== Segment start ==
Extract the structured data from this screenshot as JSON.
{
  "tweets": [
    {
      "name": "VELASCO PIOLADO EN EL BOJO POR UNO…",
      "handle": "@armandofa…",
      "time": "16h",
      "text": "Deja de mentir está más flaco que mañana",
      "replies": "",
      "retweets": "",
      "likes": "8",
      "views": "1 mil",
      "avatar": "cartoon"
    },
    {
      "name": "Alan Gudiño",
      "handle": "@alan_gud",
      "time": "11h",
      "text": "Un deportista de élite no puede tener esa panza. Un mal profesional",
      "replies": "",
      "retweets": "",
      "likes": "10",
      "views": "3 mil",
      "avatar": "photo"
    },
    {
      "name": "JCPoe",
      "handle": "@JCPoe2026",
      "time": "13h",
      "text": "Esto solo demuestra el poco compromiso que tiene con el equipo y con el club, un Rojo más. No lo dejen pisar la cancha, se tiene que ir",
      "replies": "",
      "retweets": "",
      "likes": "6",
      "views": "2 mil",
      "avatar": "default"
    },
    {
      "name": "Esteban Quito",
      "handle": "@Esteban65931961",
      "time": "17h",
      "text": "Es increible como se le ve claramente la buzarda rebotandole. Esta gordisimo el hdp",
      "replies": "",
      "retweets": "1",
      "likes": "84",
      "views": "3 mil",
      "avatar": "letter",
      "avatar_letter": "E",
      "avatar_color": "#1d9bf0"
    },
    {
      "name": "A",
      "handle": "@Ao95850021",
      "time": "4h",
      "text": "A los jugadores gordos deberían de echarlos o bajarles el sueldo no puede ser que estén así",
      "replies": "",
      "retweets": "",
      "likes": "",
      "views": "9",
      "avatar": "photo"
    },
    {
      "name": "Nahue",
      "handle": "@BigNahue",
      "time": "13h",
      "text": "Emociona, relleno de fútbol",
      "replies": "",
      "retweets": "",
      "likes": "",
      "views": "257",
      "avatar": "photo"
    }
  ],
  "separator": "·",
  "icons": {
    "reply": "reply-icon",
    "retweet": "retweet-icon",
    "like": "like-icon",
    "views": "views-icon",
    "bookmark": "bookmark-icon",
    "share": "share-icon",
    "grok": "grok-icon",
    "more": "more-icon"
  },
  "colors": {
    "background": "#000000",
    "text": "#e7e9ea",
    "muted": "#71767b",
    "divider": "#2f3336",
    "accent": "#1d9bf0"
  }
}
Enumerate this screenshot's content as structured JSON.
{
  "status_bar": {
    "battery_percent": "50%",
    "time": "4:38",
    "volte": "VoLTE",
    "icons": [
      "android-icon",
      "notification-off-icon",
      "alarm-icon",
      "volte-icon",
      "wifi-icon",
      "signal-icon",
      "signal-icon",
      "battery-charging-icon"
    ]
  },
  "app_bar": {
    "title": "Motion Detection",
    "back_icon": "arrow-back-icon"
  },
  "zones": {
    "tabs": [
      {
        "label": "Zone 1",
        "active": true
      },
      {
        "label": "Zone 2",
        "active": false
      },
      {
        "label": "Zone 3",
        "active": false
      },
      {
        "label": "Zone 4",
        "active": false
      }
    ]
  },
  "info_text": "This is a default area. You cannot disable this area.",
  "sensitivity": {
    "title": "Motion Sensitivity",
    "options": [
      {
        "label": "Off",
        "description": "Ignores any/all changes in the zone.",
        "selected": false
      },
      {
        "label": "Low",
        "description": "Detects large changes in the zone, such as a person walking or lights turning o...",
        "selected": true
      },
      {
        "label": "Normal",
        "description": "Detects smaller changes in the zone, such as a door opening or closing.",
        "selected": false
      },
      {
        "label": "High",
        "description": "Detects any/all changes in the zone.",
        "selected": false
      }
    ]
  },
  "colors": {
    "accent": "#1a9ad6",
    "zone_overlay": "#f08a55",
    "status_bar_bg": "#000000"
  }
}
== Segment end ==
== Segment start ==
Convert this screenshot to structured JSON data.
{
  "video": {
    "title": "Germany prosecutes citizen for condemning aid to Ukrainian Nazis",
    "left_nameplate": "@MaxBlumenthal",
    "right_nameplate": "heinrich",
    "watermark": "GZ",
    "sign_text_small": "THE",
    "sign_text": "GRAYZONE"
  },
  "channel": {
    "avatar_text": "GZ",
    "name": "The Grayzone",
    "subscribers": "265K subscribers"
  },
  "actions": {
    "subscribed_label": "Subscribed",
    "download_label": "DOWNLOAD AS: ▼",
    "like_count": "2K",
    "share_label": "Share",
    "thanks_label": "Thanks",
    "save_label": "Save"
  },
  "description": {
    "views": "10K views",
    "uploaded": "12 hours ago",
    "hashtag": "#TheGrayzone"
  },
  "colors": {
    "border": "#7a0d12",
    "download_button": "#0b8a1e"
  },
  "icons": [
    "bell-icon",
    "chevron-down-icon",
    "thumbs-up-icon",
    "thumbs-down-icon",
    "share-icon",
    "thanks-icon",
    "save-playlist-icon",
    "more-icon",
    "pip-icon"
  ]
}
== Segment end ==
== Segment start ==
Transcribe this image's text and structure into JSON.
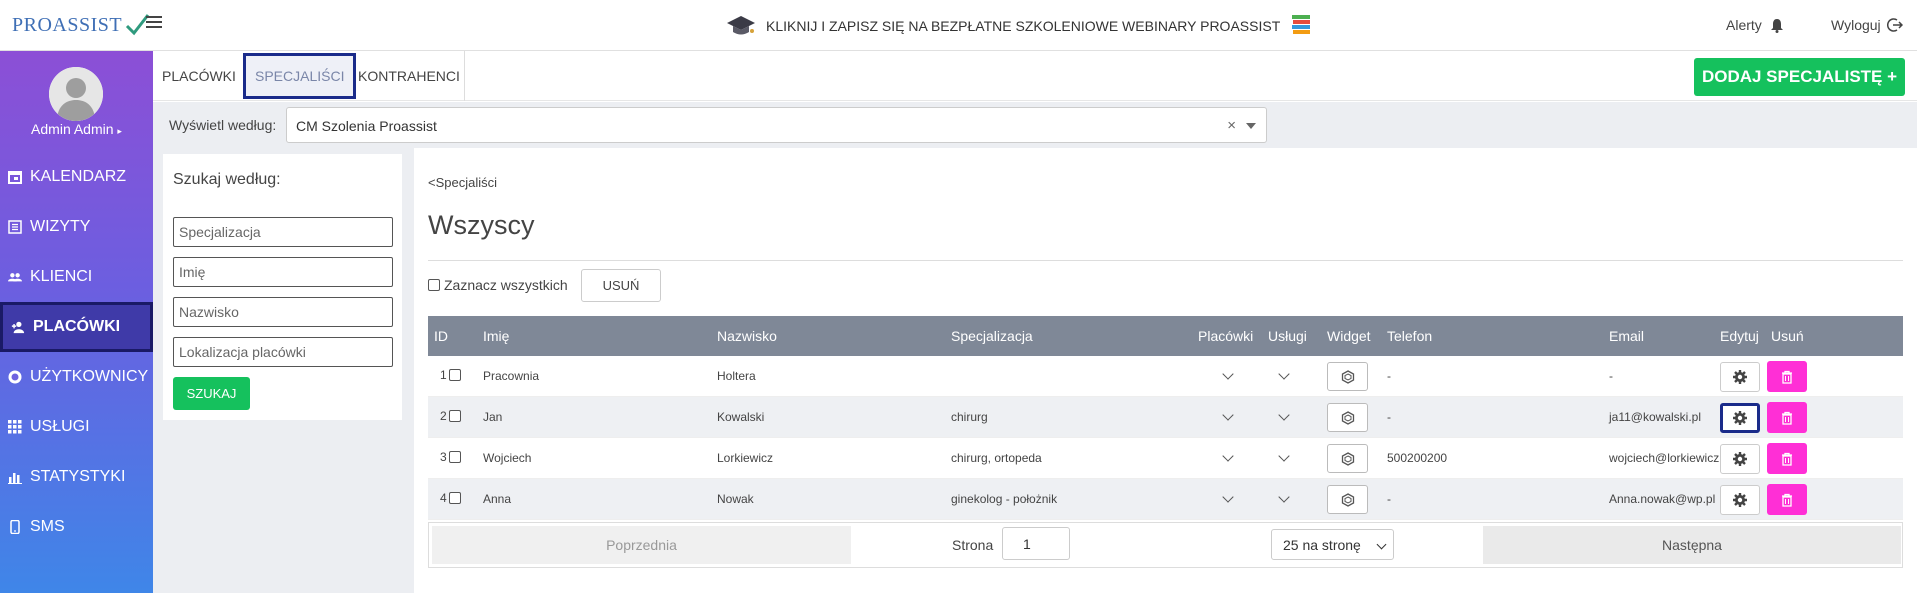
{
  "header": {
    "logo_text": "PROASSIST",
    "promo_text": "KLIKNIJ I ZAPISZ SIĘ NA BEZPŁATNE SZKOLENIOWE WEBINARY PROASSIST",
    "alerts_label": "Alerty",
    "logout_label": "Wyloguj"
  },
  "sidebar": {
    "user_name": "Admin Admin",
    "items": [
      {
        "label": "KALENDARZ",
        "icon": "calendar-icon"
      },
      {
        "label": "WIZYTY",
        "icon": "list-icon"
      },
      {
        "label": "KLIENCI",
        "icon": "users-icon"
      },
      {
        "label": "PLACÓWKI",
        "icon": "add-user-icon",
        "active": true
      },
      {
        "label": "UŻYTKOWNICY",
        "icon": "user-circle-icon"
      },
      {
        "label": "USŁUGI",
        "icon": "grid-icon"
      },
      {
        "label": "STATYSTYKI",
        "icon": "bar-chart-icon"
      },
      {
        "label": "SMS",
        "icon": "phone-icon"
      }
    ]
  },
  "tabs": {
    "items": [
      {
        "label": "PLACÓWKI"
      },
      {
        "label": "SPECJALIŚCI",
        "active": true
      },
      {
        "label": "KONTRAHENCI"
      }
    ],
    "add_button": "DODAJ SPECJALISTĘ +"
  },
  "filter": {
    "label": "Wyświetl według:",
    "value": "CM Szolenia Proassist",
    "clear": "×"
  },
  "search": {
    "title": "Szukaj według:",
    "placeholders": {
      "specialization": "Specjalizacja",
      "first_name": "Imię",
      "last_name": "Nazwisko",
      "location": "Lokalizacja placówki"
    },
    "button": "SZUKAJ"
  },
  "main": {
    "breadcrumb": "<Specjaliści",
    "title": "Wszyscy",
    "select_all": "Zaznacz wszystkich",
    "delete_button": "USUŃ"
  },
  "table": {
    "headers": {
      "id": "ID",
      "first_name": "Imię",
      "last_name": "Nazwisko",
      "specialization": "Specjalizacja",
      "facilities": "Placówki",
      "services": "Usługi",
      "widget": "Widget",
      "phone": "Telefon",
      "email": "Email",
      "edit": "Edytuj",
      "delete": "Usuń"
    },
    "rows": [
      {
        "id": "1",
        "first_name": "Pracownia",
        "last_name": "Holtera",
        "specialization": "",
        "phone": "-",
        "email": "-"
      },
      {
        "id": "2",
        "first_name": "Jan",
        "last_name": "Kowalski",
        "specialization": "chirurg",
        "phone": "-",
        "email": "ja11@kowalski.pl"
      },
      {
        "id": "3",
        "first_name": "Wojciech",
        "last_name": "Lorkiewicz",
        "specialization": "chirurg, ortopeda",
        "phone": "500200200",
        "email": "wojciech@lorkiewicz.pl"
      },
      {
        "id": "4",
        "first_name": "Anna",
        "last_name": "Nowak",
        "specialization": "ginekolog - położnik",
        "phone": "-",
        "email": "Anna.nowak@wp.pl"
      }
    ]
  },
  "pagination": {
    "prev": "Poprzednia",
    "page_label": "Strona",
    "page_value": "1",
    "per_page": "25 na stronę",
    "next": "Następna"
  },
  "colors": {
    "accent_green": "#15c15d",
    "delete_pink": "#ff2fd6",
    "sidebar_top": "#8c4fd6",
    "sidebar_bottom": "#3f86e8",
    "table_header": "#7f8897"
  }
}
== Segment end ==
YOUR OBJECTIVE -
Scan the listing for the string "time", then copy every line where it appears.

RESPONSE -
      "time": "16h",
      "time": "11h",
      "time": "13h",
      "time": "17h",
      "time": "4h",
      "time": "13h",
    "time": "4:38",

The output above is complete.